By Kristen Bieda, Eric Knuth, Amy Ellis, Rose Mary Zbiek
What is the difference between “proof” in mathematics and “proof” in science or a court of law? In mathematics, how does proof differ from other types of arguments? What forms can proof take besides the traditional two-column style? What activities constitute the process of proving? What roles do examples play in proving? Can examples ever prove a conjecture? Why does a single counterexample refute a conjecture?
How much do you know…and how much do you need to know?
Helping your students develop a robust understanding of mathematical proof and proving requires that you understand this aspect of mathematics deeply. But what does that mean?
This book focuses on essential knowledge for teachers about proof and the process of proving. It is organized around five big ideas, supported by multiple smaller, interconnected ideas—essential understandings. Taking you beyond a simple introduction to proof and the activities involved in proving, the book will broaden and deepen your mathematical understanding of one of the most challenging topics for students…and teachers. It will help you engage your students, anticipate their perplexities, avoid pitfalls, and dispel misconceptions. You will also learn to develop appropriate tasks, techniques, and tools for assessing students’ understanding of the topic.

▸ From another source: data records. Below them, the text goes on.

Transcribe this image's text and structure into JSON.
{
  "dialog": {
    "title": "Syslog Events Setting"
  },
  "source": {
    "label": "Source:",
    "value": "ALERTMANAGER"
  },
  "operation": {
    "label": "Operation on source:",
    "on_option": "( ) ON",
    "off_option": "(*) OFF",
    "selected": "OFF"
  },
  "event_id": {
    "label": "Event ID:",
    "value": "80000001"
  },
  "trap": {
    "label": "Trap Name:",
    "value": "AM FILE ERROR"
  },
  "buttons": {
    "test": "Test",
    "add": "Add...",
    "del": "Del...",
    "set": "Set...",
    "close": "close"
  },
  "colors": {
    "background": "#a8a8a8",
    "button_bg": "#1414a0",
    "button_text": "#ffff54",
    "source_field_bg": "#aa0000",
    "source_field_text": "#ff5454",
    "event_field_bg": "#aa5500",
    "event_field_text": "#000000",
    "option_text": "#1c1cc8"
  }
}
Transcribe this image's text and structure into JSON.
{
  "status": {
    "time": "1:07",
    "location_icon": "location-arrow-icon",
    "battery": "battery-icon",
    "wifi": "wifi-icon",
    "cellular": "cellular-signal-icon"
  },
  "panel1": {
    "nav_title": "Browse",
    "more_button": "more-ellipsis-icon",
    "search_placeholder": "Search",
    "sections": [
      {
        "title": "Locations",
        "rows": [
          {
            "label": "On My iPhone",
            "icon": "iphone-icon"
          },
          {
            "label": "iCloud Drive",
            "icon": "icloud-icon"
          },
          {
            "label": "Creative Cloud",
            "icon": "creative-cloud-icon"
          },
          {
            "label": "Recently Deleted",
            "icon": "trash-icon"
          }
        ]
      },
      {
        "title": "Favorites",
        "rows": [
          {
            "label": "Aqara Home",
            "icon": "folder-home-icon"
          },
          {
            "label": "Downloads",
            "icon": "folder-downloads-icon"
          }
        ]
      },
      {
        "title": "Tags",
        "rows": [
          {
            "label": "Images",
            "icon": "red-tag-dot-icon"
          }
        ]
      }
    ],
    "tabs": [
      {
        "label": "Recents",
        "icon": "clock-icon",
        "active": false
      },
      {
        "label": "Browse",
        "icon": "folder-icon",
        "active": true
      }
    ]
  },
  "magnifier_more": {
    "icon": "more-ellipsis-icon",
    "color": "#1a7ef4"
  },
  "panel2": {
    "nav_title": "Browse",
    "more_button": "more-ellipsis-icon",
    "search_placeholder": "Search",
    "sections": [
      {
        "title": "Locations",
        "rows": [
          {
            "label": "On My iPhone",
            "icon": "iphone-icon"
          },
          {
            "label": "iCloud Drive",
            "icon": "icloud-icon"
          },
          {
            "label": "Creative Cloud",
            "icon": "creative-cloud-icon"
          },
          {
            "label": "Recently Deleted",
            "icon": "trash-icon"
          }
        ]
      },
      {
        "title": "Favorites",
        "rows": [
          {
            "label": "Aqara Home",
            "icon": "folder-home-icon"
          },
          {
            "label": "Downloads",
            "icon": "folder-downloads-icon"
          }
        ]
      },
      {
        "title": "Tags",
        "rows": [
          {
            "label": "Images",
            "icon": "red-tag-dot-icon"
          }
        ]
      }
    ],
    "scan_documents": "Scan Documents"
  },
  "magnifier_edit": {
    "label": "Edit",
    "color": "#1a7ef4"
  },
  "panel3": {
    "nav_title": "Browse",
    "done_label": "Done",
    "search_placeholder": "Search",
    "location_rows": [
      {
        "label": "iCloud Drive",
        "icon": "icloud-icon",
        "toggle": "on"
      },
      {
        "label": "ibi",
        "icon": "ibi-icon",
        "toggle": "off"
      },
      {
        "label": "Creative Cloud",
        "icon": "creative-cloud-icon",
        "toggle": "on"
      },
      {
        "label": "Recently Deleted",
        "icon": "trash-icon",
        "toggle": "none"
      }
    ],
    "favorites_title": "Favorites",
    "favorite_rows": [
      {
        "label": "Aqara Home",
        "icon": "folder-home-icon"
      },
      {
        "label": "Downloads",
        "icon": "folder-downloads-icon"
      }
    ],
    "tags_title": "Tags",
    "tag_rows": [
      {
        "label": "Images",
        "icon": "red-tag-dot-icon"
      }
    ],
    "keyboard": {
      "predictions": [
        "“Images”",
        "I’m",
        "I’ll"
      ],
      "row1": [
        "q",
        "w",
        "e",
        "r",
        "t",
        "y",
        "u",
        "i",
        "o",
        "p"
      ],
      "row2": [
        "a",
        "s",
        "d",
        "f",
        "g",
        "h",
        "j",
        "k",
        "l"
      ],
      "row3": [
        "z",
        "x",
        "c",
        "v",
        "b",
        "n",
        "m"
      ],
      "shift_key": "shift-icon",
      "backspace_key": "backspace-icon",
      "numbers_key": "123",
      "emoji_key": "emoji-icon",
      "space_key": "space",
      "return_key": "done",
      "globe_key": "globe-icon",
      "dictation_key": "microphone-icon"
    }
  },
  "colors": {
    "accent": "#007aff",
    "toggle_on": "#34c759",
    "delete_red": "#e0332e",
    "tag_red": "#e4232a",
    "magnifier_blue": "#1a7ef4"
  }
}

Focus on the ideas that you need to understand thoroughly to teach confidently.